Tax reform and climate change
The Productivity Commission has just released a draft report on climate change adaptation for public comment. The report examines economic reform options in two broad categories: adaptations to uncertain future climate trends with benefits only under certain climate change scenarios – to which it gives low priority; and, low-cost, reversible actions that can be taken to prepare for future climate change.
The PC is staffed with economists not climate change scientists, so this report looks at economic resilience rather than carbon dioxide or sea levels. In its area of expertise it is bold and clear: change the tax base to increase flexibility and adaptability. Naturally, it condemns Stamp Duty which traps citizens in their homes and endorses Land Value Tax which promotes mobility and the matching of needs to resources. It says:
“Economic reform can build the adaptive capacity of the community
“Economic reform that addresses market failures, or addresses the unintended consequences of current policies, could improve people’s management of current climate risks. Existing policies may limit the ability of markets to reallocate resources in response to extreme weather events and future climate change. For instance, taxes on property transfers (stamp duties) can inhibit the movement of labour and capital and the efficient use of land, and state and territory insurance taxes and levies can distort the ways in which households and businesses manage the risks they face. Replacing these inefficient taxes with less distortionary taxes, such as broadly based land taxes, would likely enhance economic performance, as well as the community’s ability to respond to a changing climate.”

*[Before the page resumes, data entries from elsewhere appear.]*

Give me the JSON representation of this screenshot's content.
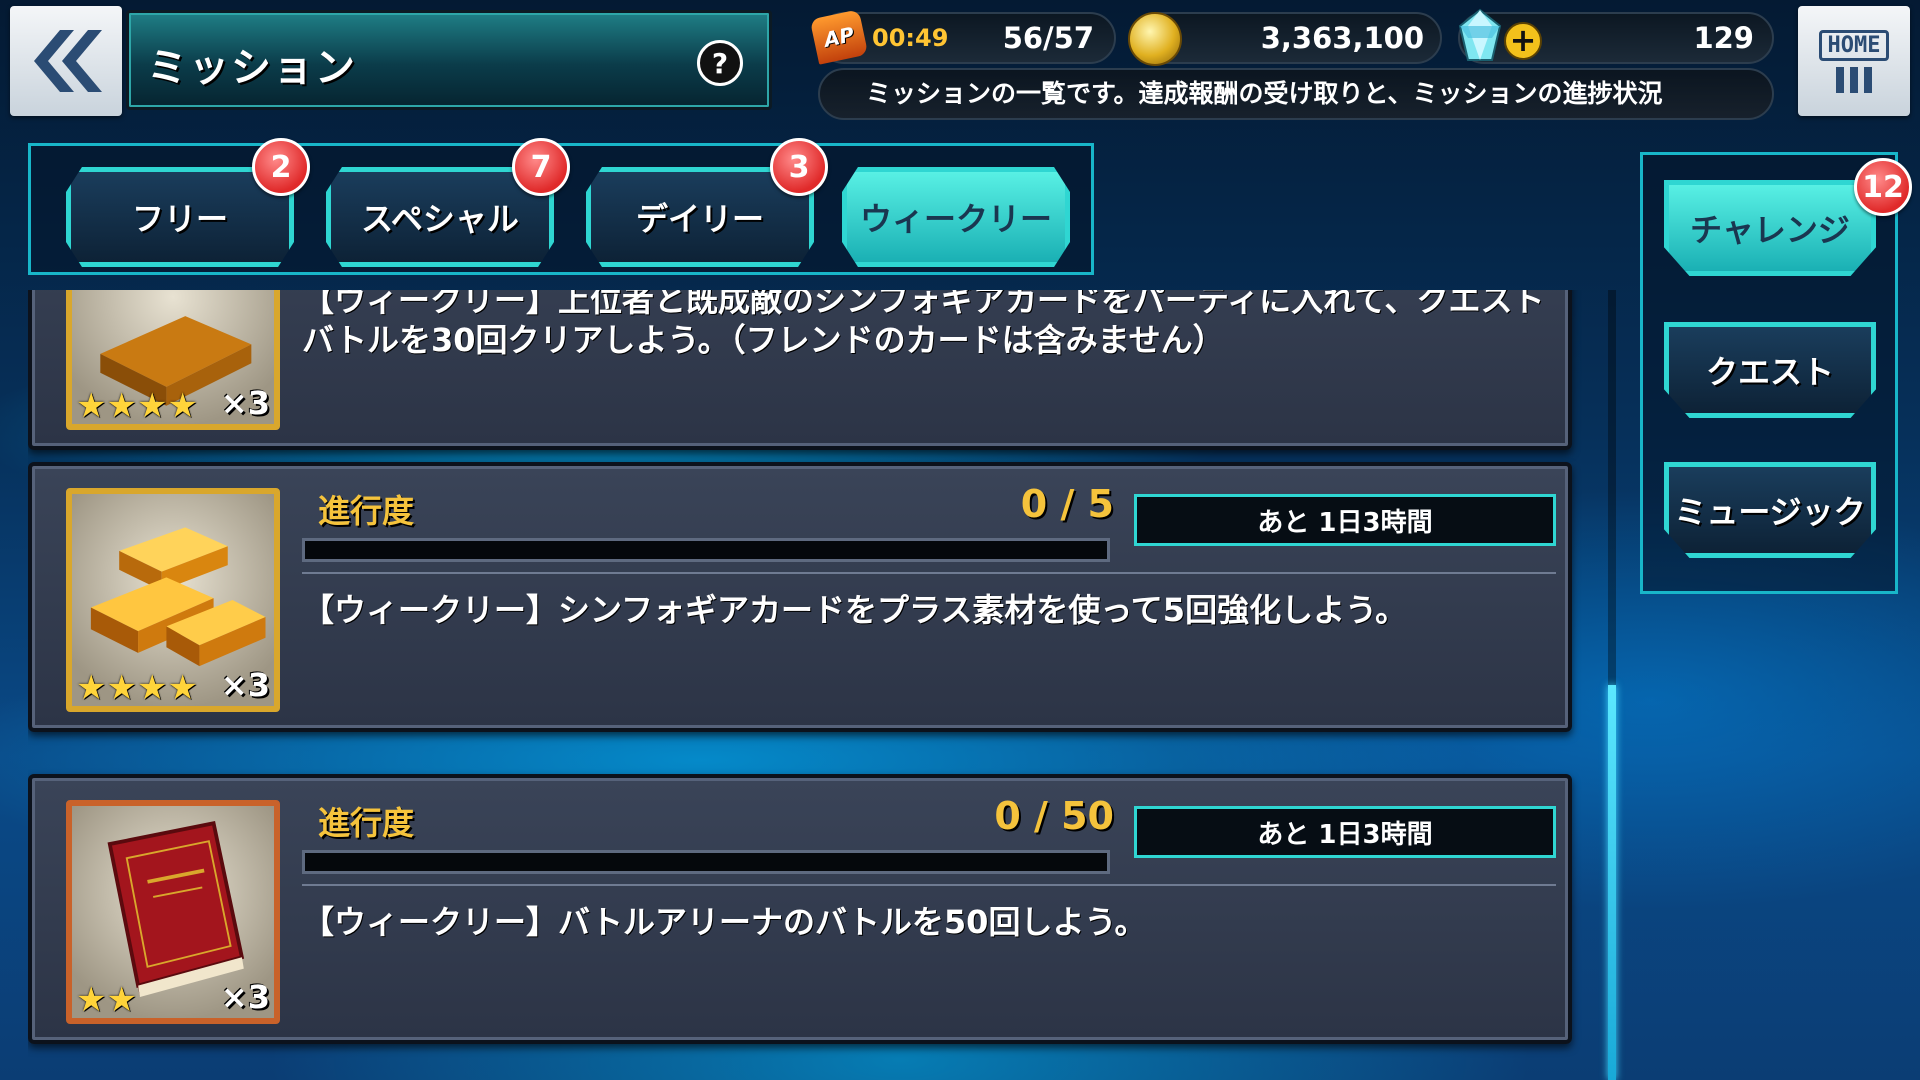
{
  "header": {
    "title": "ミッション",
    "help_icon": "question-icon",
    "help_glyph": "?",
    "back_icon": "double-chevron-left-icon",
    "home_label": "HOME"
  },
  "status": {
    "ap_icon_label": "AP",
    "ap_timer": "00:49",
    "ap_value": "56/57",
    "coins": "3,363,100",
    "gems": "129",
    "plus_glyph": "+"
  },
  "info_text": "ミッションの一覧です。達成報酬の受け取りと、ミッションの進捗状況",
  "tabs": [
    {
      "label": "フリー",
      "badge": "2",
      "active": false
    },
    {
      "label": "スペシャル",
      "badge": "7",
      "active": false
    },
    {
      "label": "デイリー",
      "badge": "3",
      "active": false
    },
    {
      "label": "ウィークリー",
      "badge": "",
      "active": true
    }
  ],
  "side_tabs": [
    {
      "label": "チャレンジ",
      "badge": "12",
      "active": true
    },
    {
      "label": "クエスト",
      "active": false
    },
    {
      "label": "ミュージック",
      "active": false
    }
  ],
  "missions": [
    {
      "reward_icon": "gold-bars-icon",
      "stars": "★★★★",
      "quantity": "×3",
      "description": "【ウィークリー】上位者と既成敵のシンフォギアカードをパーティに入れて、クエストバトルを30回クリアしよう。（フレンドのカードは含みません）"
    },
    {
      "reward_icon": "gold-bars-icon",
      "stars": "★★★★",
      "quantity": "×3",
      "progress_label": "進行度",
      "progress": "0 / 5",
      "progress_fraction": 0,
      "time_remaining": "あと 1日3時間",
      "description": "【ウィークリー】シンフォギアカードをプラス素材を使って5回強化しよう。"
    },
    {
      "reward_icon": "memories-book-icon",
      "stars": "★★",
      "quantity": "×3",
      "progress_label": "進行度",
      "progress": "0 / 50",
      "progress_fraction": 0,
      "time_remaining": "あと 1日3時間",
      "description": "【ウィークリー】バトルアリーナのバトルを50回しよう。"
    }
  ],
  "colors": {
    "accent": "#2fd6d2",
    "progress_text": "#f5c33c",
    "badge": "#e02a2a"
  }
}
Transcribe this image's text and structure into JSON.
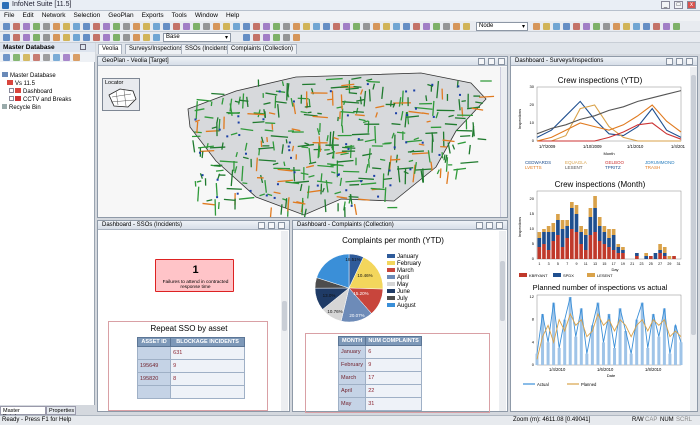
{
  "app": {
    "title": "InfoNet Suite [11.5]"
  },
  "menu": [
    "File",
    "Edit",
    "Network",
    "Selection",
    "GeoPlan",
    "Exports",
    "Tools",
    "Window",
    "Help"
  ],
  "toolbar": {
    "node_select": "Node",
    "base_select": "Base"
  },
  "left_panel": {
    "title": "Master Database",
    "tree": [
      {
        "label": "Master Database"
      },
      {
        "label": "Vs 11.5"
      },
      {
        "label": "Dashboard"
      },
      {
        "label": "CCTV and Breaks"
      },
      {
        "label": "Recycle Bin"
      }
    ],
    "bottom_tabs": [
      "Master Database",
      "Properties"
    ]
  },
  "tabs": [
    "Veolia",
    "Surveys/Inspections",
    "SSOs (Incidents)",
    "Complaints (Collection)"
  ],
  "geoplan": {
    "title": "GeoPlan - Veolia [Target]",
    "locator": "Locator"
  },
  "sso_pane": {
    "title": "Dashboard - SSOs (Incidents)",
    "alert_number": "1",
    "alert_text": "Failures to attend in contracted response time",
    "table_title": "Repeat SSO by asset",
    "headers": [
      "ASSET ID",
      "BLOCKAGE INCIDENTS"
    ],
    "rows": [
      [
        "",
        "631"
      ],
      [
        "195649",
        "9"
      ],
      [
        "195820",
        "8"
      ],
      [
        "",
        ""
      ]
    ]
  },
  "complaints_pane": {
    "title": "Dashboard - Complaints (Collection)",
    "chart_title": "Complaints per month (YTD)",
    "table_headers": [
      "MONTH",
      "NUM COMPLAINTS"
    ],
    "table_rows": [
      [
        "January",
        "6"
      ],
      [
        "February",
        "9"
      ],
      [
        "March",
        "17"
      ],
      [
        "April",
        "22"
      ],
      [
        "May",
        "31"
      ]
    ]
  },
  "surveys_pane": {
    "title": "Dashboard - Surveys/Inspections",
    "c1_title": "Crew inspections (YTD)",
    "c1_ylabel": "Inspections",
    "c1_xlabel": "Month",
    "c1_ticks": [
      "1/7/2009",
      "1/10/2009",
      "1/1/2010",
      "1/4/2010"
    ],
    "c1_legend": [
      "CEDWARDS",
      "EQUAGLA",
      "GELBOO",
      "JDRUMMOND",
      "LVETTS",
      "LESENT",
      "TPRITZ",
      "TRASH"
    ],
    "c2_title": "Crew inspections (Month)",
    "c2_ylabel": "Inspections",
    "c2_xlabel": "Day",
    "c2_legend": [
      "KBRYANT",
      "SPDX",
      "LESENT"
    ],
    "c2_ticks": [
      "1",
      "3",
      "5",
      "7",
      "9",
      "11",
      "13",
      "15",
      "17",
      "19",
      "21",
      "23",
      "25",
      "27",
      "29",
      "31"
    ],
    "c3_title": "Planned number of inspections vs actual",
    "c3_xlabel": "Date",
    "c3_ticks": [
      "1/4/2010",
      "1/6/2010",
      "1/8/2010"
    ],
    "c3_legend": [
      "Actual",
      "Planned"
    ]
  },
  "status": {
    "left": "Ready - Press F1 for Help",
    "zoom": "Zoom (m): 4611.08 [0.49041]",
    "flags": [
      "R/W",
      "CAP",
      "NUM",
      "SCRL"
    ]
  },
  "chart_data": [
    {
      "type": "pie",
      "title": "Complaints per month (YTD)",
      "categories": [
        "January",
        "February",
        "March",
        "April",
        "May",
        "June",
        "July",
        "August"
      ],
      "values": [
        7.0,
        18.51,
        13.0,
        15.2,
        10.46,
        10.76,
        5.0,
        20.07
      ],
      "data_labels": [
        "18.51%",
        "13.0%",
        "10.46%",
        "15.20%",
        "10.76%",
        "20.07%"
      ],
      "colors": [
        "#2f5b9a",
        "#f3d65c",
        "#c8453c",
        "#6d8bb8",
        "#d6d6d6",
        "#1f3b66",
        "#4d4d4d",
        "#3a8fd8"
      ]
    },
    {
      "type": "line",
      "title": "Crew inspections (YTD)",
      "xlabel": "Month",
      "ylabel": "Inspections",
      "series": [
        {
          "name": "CEDWARDS",
          "values": [
            2,
            6,
            14,
            22,
            12,
            4,
            3,
            8,
            18,
            6,
            2
          ]
        },
        {
          "name": "EQUAGLA",
          "values": [
            0,
            0,
            3,
            18,
            20,
            8,
            2,
            0,
            0,
            0,
            0
          ]
        },
        {
          "name": "GELBOO",
          "values": [
            0,
            0,
            0,
            0,
            0,
            2,
            5,
            9,
            10,
            4,
            1
          ]
        },
        {
          "name": "TPRITZ",
          "values": [
            4,
            7,
            9,
            12,
            14,
            17,
            19,
            22,
            24,
            26,
            28
          ]
        },
        {
          "name": "TRASH",
          "values": [
            0,
            2,
            6,
            10,
            8,
            6,
            9,
            14,
            20,
            11,
            5
          ]
        }
      ]
    },
    {
      "type": "bar",
      "title": "Crew inspections (Month)",
      "xlabel": "Day",
      "ylabel": "Inspections",
      "categories": [
        "1",
        "2",
        "3",
        "4",
        "5",
        "6",
        "7",
        "8",
        "9",
        "10",
        "11",
        "12",
        "13",
        "14",
        "15",
        "16",
        "17",
        "18",
        "19",
        "20",
        "21",
        "22",
        "23",
        "24",
        "25",
        "26",
        "27",
        "28",
        "29",
        "30",
        "31"
      ],
      "series": [
        {
          "name": "KBRYANT",
          "values": [
            4,
            5,
            3,
            6,
            8,
            4,
            7,
            10,
            9,
            5,
            3,
            8,
            9,
            6,
            5,
            4,
            3,
            2,
            2,
            0,
            0,
            1,
            0,
            0,
            1,
            0,
            2,
            1,
            0,
            1,
            0
          ]
        },
        {
          "name": "SPDX",
          "values": [
            3,
            4,
            6,
            3,
            5,
            6,
            4,
            7,
            6,
            4,
            5,
            6,
            8,
            5,
            4,
            3,
            5,
            2,
            1,
            0,
            0,
            1,
            0,
            1,
            0,
            2,
            1,
            1,
            0,
            0,
            0
          ]
        },
        {
          "name": "LESENT",
          "values": [
            2,
            1,
            2,
            3,
            2,
            3,
            2,
            2,
            3,
            2,
            2,
            3,
            4,
            3,
            2,
            3,
            2,
            1,
            1,
            0,
            0,
            0,
            0,
            1,
            0,
            0,
            2,
            2,
            1,
            0,
            0
          ]
        }
      ]
    },
    {
      "type": "line",
      "title": "Planned number of inspections vs actual",
      "xlabel": "Date",
      "series": [
        {
          "name": "Actual",
          "values": [
            2,
            9,
            4,
            11,
            3,
            8,
            12,
            5,
            10,
            2,
            7,
            11,
            4,
            9,
            3,
            10,
            6,
            2,
            8,
            11,
            3,
            9,
            5,
            10,
            2,
            7,
            4
          ]
        },
        {
          "name": "Planned",
          "values": [
            1,
            5,
            7,
            4,
            8,
            6,
            9,
            7,
            8,
            5,
            6,
            9,
            7,
            8,
            6,
            8,
            7,
            5,
            7,
            8,
            6,
            8,
            7,
            8,
            5,
            6,
            5
          ]
        }
      ]
    }
  ]
}
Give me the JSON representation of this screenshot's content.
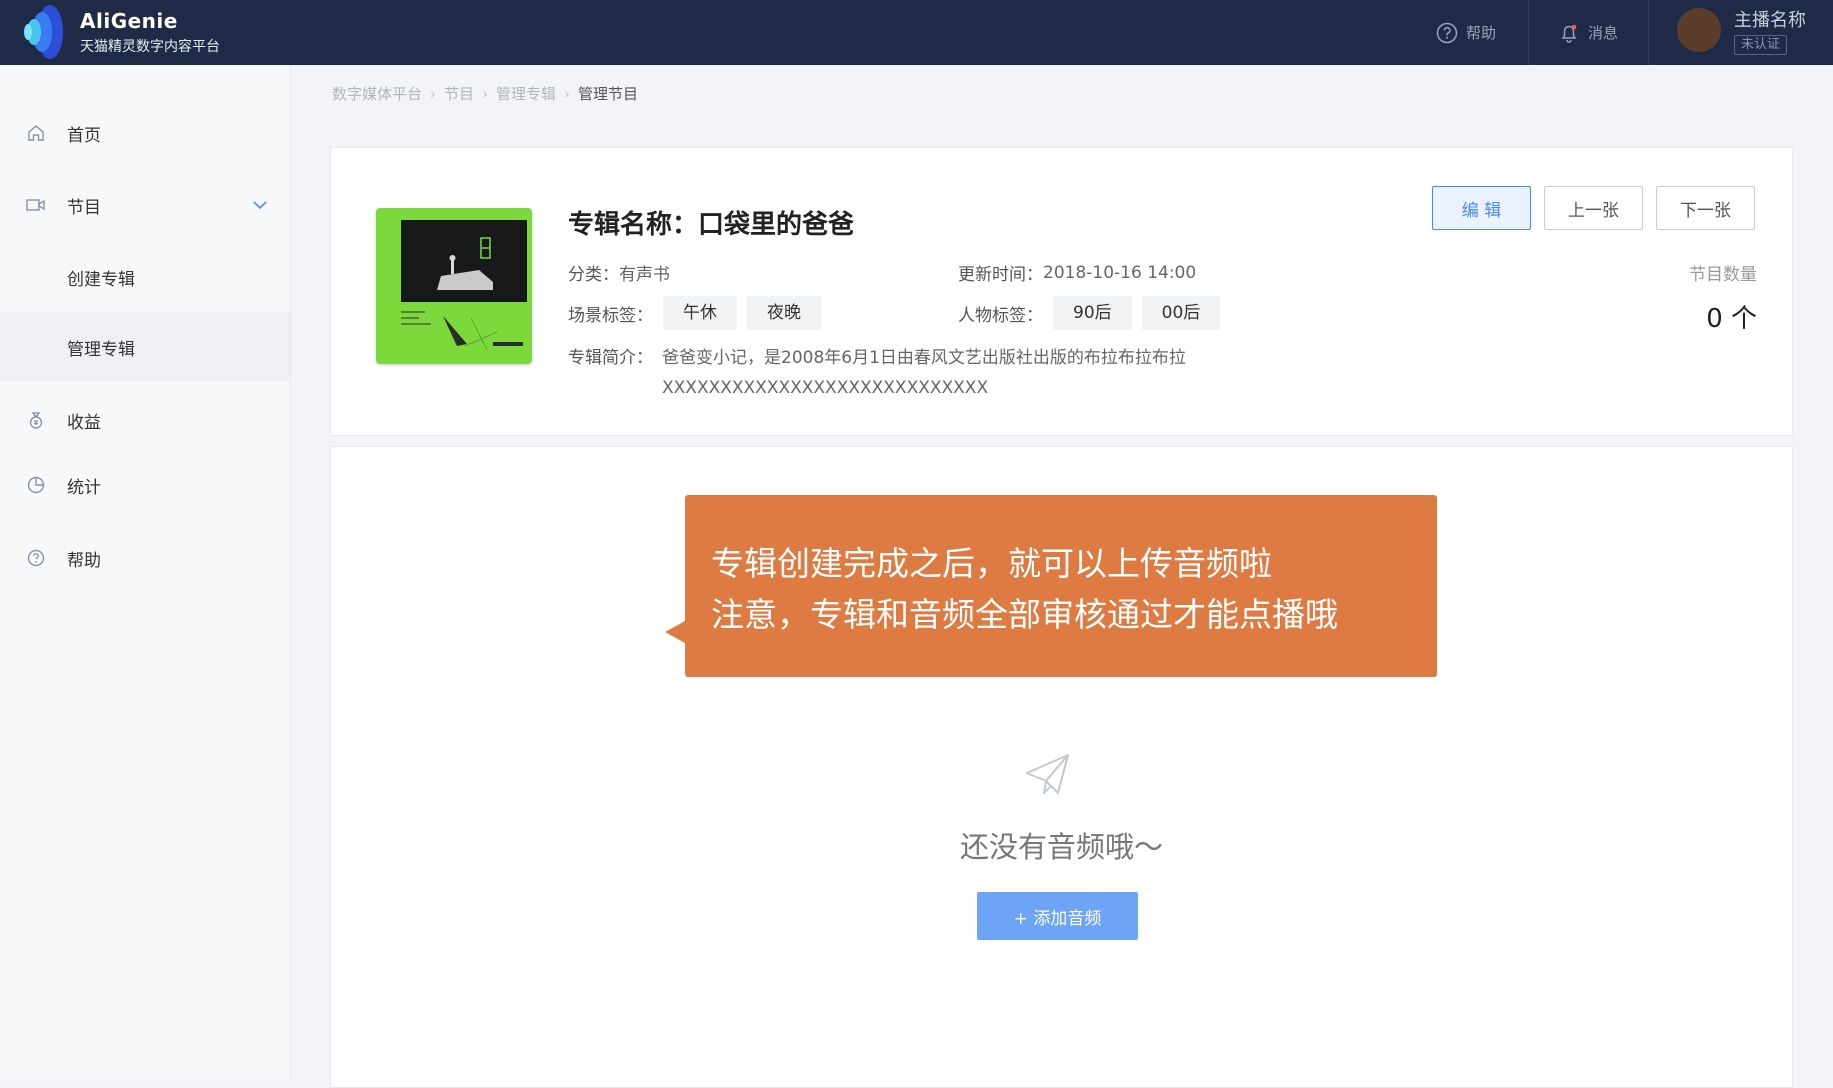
{
  "brand": {
    "name": "AliGenie",
    "subtitle": "天猫精灵数字内容平台"
  },
  "topbar": {
    "help_label": "帮助",
    "messages_label": "消息",
    "anchor_name": "主播名称",
    "verification_status": "未认证"
  },
  "sidebar": {
    "items": [
      {
        "label": "首页",
        "icon": "home-icon"
      },
      {
        "label": "节目",
        "icon": "video-icon"
      },
      {
        "label": "创建专辑"
      },
      {
        "label": "管理专辑"
      },
      {
        "label": "收益",
        "icon": "money-bag-icon"
      },
      {
        "label": "统计",
        "icon": "pie-chart-icon"
      },
      {
        "label": "帮助",
        "icon": "help-icon"
      }
    ]
  },
  "breadcrumb": [
    "数字媒体平台",
    "节目",
    "管理专辑",
    "管理节目"
  ],
  "album": {
    "title": "专辑名称：口袋里的爸爸",
    "category_label": "分类：",
    "category_value": "有声书",
    "updated_label": "更新时间：",
    "updated_value": "2018-10-16  14:00",
    "scene_tags_label": "场景标签：",
    "scene_tags": [
      "午休",
      "夜晚"
    ],
    "people_tags_label": "人物标签：",
    "people_tags": [
      "90后",
      "00后"
    ],
    "intro_label": "专辑简介：",
    "intro_line1": "爸爸变小记，是2008年6月1日由春风文艺出版社出版的布拉布拉布拉",
    "intro_line2": "XXXXXXXXXXXXXXXXXXXXXXXXXXXX",
    "count_label": "节目数量",
    "count_value": "0 个",
    "buttons": {
      "edit": "编 辑",
      "prev": "上一张",
      "next": "下一张"
    }
  },
  "audio": {
    "empty_text": "还没有音频哦～",
    "add_button": "+ 添加音频"
  },
  "tooltip": {
    "line1": "专辑创建完成之后，就可以上传音频啦",
    "line2": "注意，专辑和音频全部审核通过才能点播哦"
  },
  "colors": {
    "topbar_bg": "#1f2a47",
    "accent_blue": "#4a8af4",
    "tooltip_orange": "#de7b43",
    "cover_green": "#7bd93b"
  }
}
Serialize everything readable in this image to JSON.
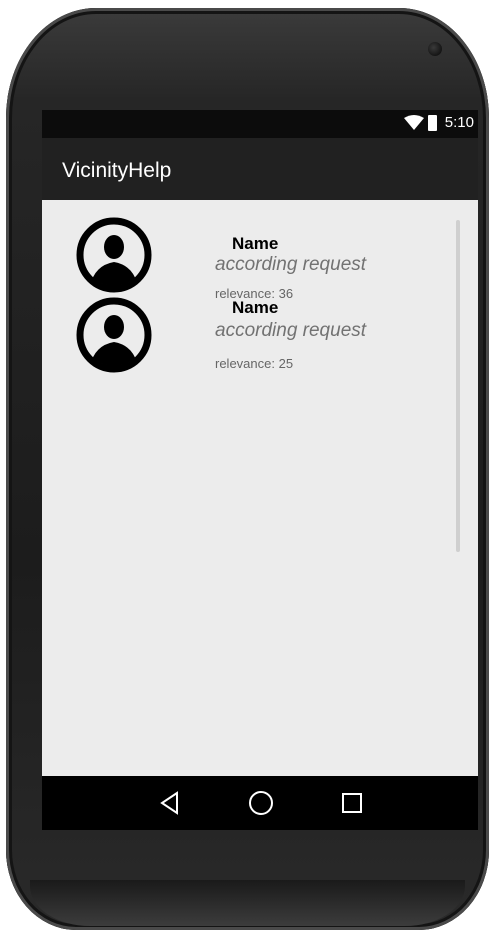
{
  "status_bar": {
    "time": "5:10"
  },
  "app_bar": {
    "title": "VicinityHelp"
  },
  "results": [
    {
      "name": "Name",
      "subtitle": "according request",
      "relevance": "relevance: 36"
    },
    {
      "name": "Name",
      "subtitle": "according request",
      "relevance": "relevance: 25"
    }
  ],
  "nav": {
    "back": "back-icon",
    "home": "home-icon",
    "recents": "recents-icon"
  }
}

The PC calls this a ‘no-regret’ reform with economic and social benefits whatever the climate change outcome. In a country of “drought and flooding rains”, tax reform that enhances our hardiness and capacity to change wins whatever one’s opinion on the divisive issue of climate change.